SOURCE DATA Block Start

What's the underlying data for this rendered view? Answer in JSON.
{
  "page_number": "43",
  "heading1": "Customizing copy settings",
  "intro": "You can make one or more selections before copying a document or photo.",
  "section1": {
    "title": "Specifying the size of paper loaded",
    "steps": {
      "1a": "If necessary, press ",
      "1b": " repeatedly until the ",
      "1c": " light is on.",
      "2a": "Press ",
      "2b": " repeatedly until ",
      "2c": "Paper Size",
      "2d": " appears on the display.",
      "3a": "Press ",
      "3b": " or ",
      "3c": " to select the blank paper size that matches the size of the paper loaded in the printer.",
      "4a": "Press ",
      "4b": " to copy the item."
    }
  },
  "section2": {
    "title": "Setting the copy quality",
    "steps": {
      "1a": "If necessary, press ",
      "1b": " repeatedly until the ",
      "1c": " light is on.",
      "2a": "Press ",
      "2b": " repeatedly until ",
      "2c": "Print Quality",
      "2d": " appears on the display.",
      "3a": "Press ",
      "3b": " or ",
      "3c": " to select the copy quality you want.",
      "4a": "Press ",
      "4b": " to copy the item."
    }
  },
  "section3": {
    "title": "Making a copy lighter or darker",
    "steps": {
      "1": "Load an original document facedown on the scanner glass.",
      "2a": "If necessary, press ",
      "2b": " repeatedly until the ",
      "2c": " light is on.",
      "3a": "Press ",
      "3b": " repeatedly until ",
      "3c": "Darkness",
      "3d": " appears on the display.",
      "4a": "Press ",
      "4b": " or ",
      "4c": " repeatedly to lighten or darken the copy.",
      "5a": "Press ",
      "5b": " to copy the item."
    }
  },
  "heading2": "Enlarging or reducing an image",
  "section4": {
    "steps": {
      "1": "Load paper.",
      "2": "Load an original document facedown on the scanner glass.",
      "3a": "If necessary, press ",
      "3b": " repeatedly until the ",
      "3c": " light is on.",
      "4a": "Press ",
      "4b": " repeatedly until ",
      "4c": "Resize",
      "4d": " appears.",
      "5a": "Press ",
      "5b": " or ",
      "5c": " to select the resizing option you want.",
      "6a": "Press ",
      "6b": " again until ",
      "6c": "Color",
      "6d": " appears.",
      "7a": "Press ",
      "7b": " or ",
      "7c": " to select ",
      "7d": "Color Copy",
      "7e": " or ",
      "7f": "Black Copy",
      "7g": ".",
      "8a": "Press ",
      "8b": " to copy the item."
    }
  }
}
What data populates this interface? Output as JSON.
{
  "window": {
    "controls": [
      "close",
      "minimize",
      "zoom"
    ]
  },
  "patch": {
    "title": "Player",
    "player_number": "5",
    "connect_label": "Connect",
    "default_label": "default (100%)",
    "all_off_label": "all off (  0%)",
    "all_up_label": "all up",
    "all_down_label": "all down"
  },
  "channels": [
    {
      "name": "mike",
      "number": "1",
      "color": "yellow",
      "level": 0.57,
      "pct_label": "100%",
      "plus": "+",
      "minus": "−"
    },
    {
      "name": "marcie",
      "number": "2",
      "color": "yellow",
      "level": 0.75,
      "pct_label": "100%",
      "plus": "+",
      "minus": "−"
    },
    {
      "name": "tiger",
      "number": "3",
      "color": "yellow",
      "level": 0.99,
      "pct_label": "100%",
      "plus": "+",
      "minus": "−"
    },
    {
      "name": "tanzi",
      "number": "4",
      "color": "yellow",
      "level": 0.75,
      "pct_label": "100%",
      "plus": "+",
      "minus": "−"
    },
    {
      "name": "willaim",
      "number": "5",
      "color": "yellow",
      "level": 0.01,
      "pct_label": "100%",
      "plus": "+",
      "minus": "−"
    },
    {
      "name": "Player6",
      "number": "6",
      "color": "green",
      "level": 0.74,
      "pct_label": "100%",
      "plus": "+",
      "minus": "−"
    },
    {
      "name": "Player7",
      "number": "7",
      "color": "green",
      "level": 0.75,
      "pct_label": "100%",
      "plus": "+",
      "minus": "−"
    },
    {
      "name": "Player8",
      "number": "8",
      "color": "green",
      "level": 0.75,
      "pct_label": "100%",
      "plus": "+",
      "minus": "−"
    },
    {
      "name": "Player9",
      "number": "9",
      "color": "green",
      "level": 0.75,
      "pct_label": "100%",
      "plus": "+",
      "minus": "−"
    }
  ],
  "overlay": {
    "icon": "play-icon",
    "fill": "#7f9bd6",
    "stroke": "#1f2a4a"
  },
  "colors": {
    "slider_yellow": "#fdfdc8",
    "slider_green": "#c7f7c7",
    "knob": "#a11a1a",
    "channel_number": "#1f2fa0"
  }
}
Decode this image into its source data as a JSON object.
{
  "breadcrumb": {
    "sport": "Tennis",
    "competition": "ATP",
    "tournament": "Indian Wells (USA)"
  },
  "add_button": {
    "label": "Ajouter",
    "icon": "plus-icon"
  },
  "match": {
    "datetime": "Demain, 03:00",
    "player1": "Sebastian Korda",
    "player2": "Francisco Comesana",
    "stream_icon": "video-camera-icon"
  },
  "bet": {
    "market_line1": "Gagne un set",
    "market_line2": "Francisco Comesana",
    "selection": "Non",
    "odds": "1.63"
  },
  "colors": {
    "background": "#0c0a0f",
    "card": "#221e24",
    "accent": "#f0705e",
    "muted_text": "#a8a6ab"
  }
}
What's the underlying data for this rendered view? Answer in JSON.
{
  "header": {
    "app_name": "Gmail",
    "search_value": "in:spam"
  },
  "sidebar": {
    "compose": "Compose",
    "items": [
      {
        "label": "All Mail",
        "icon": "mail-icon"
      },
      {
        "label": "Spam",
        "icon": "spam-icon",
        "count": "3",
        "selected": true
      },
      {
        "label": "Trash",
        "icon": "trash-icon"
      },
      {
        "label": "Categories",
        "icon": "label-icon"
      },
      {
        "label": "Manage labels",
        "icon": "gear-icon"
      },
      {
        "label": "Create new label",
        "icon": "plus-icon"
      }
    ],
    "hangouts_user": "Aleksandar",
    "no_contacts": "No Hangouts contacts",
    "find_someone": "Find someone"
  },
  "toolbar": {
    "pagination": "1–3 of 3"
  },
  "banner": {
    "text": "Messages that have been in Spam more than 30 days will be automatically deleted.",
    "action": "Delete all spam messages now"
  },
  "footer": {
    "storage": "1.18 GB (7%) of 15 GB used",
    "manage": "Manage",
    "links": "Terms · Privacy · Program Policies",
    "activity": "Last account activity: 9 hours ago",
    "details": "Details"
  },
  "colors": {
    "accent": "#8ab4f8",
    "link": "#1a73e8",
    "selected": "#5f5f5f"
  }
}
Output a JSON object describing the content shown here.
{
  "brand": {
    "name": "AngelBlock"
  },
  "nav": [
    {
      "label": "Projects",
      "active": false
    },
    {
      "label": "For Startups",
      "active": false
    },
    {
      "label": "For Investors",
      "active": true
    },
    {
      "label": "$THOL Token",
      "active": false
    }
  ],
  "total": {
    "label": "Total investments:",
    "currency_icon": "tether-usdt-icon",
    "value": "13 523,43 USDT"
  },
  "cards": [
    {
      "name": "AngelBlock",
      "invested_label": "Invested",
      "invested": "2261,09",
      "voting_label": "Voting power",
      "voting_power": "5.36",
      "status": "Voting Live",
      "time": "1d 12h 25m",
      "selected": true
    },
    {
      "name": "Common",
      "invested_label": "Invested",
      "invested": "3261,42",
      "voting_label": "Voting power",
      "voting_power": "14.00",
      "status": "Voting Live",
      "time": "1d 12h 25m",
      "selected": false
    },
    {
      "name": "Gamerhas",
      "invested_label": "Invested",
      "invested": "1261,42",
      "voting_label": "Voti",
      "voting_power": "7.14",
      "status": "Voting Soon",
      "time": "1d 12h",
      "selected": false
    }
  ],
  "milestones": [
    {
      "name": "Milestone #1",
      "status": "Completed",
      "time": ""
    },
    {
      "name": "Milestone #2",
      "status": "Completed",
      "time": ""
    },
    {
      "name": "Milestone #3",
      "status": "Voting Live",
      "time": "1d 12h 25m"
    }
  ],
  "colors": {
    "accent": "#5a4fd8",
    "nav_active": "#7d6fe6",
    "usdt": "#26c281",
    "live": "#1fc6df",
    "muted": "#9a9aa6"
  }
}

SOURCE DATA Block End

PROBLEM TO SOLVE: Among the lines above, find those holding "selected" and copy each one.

ANSWER SPACE:
        "selected": true
    "selected": "#5f5f5f"
      "selected": true
      "selected": false
      "selected": false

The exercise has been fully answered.